    So, I am thinking that if one of the axes is marked “SA” then it is 1942 and on. I don’t know how long they marked the 12.3’s with an SA or when the military stopped or changed their gear marks. What I do know is that they stopped producing that style of axe with the old numbering system in the late 50's or early 60's. At that point they focused on the new stylings and manufacturing methods of Fiskars (insert technology…) They also redesignated the model numbers.

    The “P” mark might have been a regional mark, service area designation, QC mark, or the smith making them, etc. I have one marked "KYM" which may correlate to the Civil Guard area of Pohjois-Kyymenlaakson – still looking for a reference not speaking Finnish.

    In the 1960’s it seems that the numbering system changed as well. Something? Maybe nothing.

    Kellokoski (and Billnäs) revised numbering system.
    http://www.europeana.eu/portal/en/re...11_329438.html

    Billnäs ax number 12, the so-called. Kemi model is the Finnish way conventional hamarallinen and varsitupellinen model. The model developed by far the most popular type of ax that was used to fell a tree to all working operations as well as Halon felling. Kemi model was developed half a dozen parallel model. In particular, issues 12/2 M36 recommended hakkuukirveeksi Työtehoseuran study carried out in 1946 (published in Työtehoseuran series of tools called Forest Research for Standardization). Number 12 was Billnäs production in the early 1900s and it was developed with half a dozen parallel model. For example, the number 12/2 M36 is telling the ax, as well as in Kemi that the 1936 cut felling ax. The model of production was restored Billnäs production after outage in early 1950. Manufacturing, however, continued for only a few years, after which the model left the final production. Since the 1960s, focused on the production of ax Fiskars kirveissä but still remained at Billnäs brand. Kemi model axes (12/1, 12/2 and 12/3) is now entered in a new way. Eg 12/2 front labeling model was added to the number 1, and punctuation removed. The new entry was therefore form 1122. 1970's, the traditional model of Kemi was finally completely out of production.
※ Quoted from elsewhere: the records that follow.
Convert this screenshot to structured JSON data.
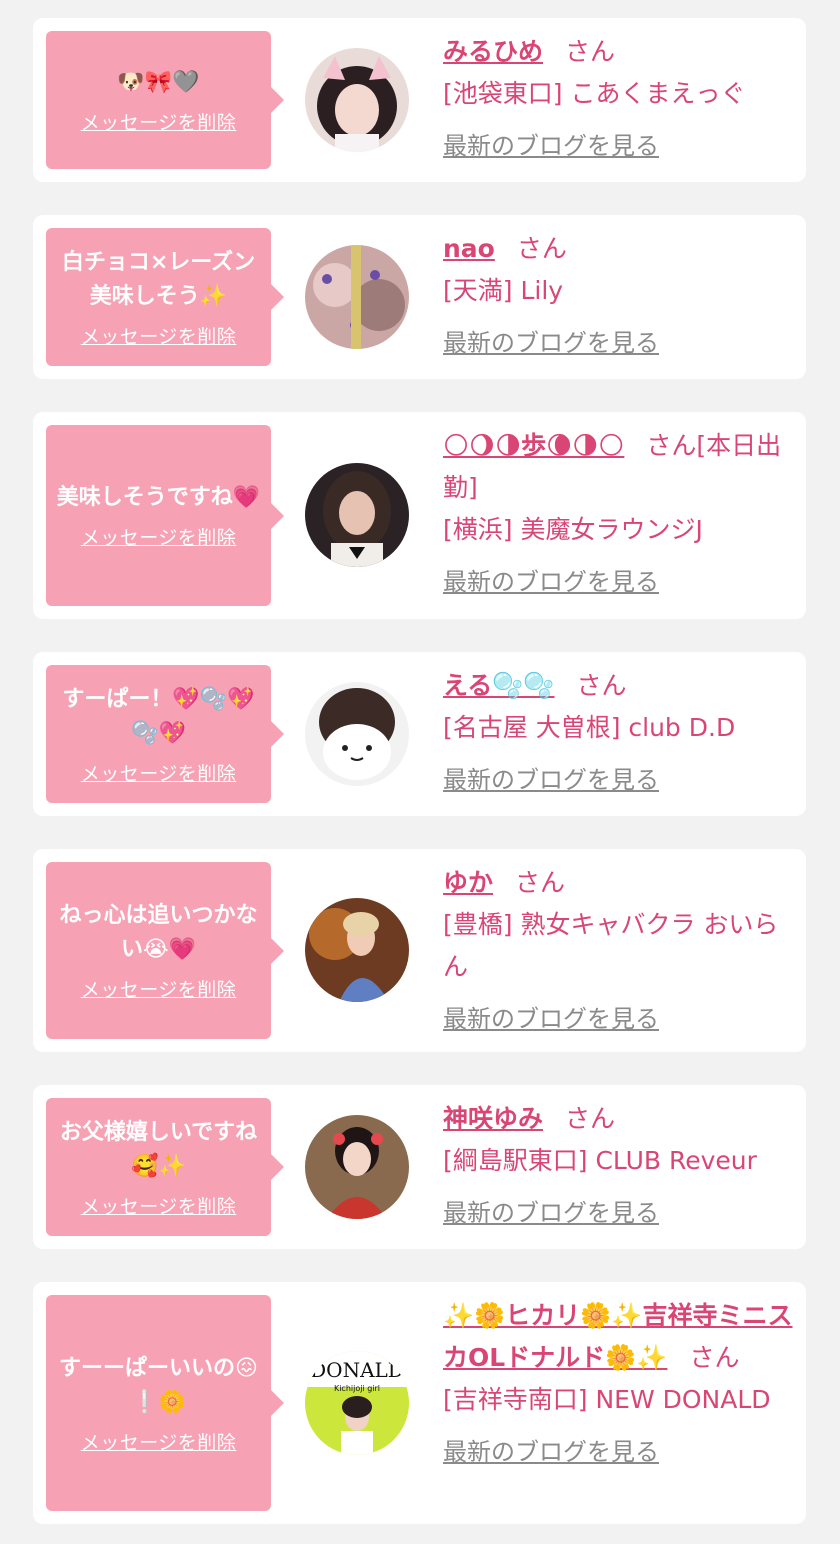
{
  "delete_label": "メッセージを削除",
  "san_label": "さん",
  "blog_label": "最新のブログを見る",
  "colors": {
    "background": "#f2f2f2",
    "card": "#ffffff",
    "bubble": "#f6a2b4",
    "accent": "#d94676",
    "link_gray": "#8a8a8a"
  },
  "items": [
    {
      "message": "🐶🎀🩶",
      "name": "みるひめ",
      "suffix": "",
      "shop": "[池袋東口] こあくまえっぐ",
      "avatar": "avatar-photo-girl-cat-ears"
    },
    {
      "message": "白チョコ×レーズン美味しそう✨",
      "name": "nao",
      "suffix": "",
      "shop": "[天満] Lily",
      "avatar": "avatar-photo-decorated"
    },
    {
      "message": "美味しそうですね💗",
      "name": "🌕🌖🌗歩🌘🌗🌕",
      "suffix": "[本日出勤]",
      "shop": "[横浜] 美魔女ラウンジJ",
      "avatar": "avatar-photo-woman-dark"
    },
    {
      "message": "すーぱー！💖🫧💖🫧💖",
      "name": "える🫧🫧",
      "suffix": "",
      "shop": "[名古屋 大曽根] club D.D",
      "avatar": "avatar-photo-cat-filter"
    },
    {
      "message": "ねっ心は追いつかない😭💗",
      "name": "ゆか",
      "suffix": "",
      "shop": "[豊橋] 熟女キャバクラ おいらん",
      "avatar": "avatar-photo-kimono-fan"
    },
    {
      "message": "お父様嬉しいですね🥰✨",
      "name": "神咲ゆみ",
      "suffix": "",
      "shop": "[綱島駅東口] CLUB Reveur",
      "avatar": "avatar-photo-kimono-red"
    },
    {
      "message": "すーーぱーいいの😖❕🌼",
      "name": "✨🌼ヒカリ🌼✨吉祥寺ミニスカOLドナルド🌼✨",
      "suffix": "",
      "shop": "[吉祥寺南口] NEW DONALD",
      "avatar": "avatar-photo-donald-logo",
      "avatar_text": "DONALD",
      "avatar_subtext": "Kichijoji girl"
    }
  ]
}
    Head on a stick this morning:




    This afternoon:


    Just interesting is all.
    Last edited by Agent_H; 12-20-2016 at 09:38 AM. Reason: Model13 in video.

  17. #97
    Join Date
    Oct 2016
    Location
    Sastamala, Finland
    Posts
    29
    Hello and merry christmas to evreryone!
    I thought that i would share two axes that i bought yesterday. These are unused billnäs 12/1 and 12/2 in pristine condition and with the original paint and stickers on.


  18. #98
    Join Date
    Aug 2013
    Location
    Oregon
    Posts
    1,617
    Holy Kemi score Olli!

    About what time in production do you think those would have been sent out with a sticker as opposed to stamped markings?

  19. #99
    Join Date
    Oct 2016
    Location
    Sastamala, Finland
    Posts
    29
    These two are made between 1957 and early 1970's i know this because the stamp says 1121 and 1122 so they are made after Fiskars became the biggest shareholder of billnäs. But they have had stickers AND stamps allways, the stamps are just on the other side so you cant see them in my photos.

  20. #100
    Join Date
    Aug 2013
    Location
    Oregon
    Posts
    1,617
    Beauties none the less Olli. I, for one, would be interested in seeing the other sides if you chance another photo.

    So fresh, so clean

Page 5 of 12 FirstFirst 123456789 ... LastLast

Thread Information

Users Browsing this Thread

There are currently 1 users browsing this thread. (0 members and 1 guests)

Posting Permissions

  • You may not post new threads
  • You may not post replies
  • You may not post attachments
  • You may not edit your posts
  •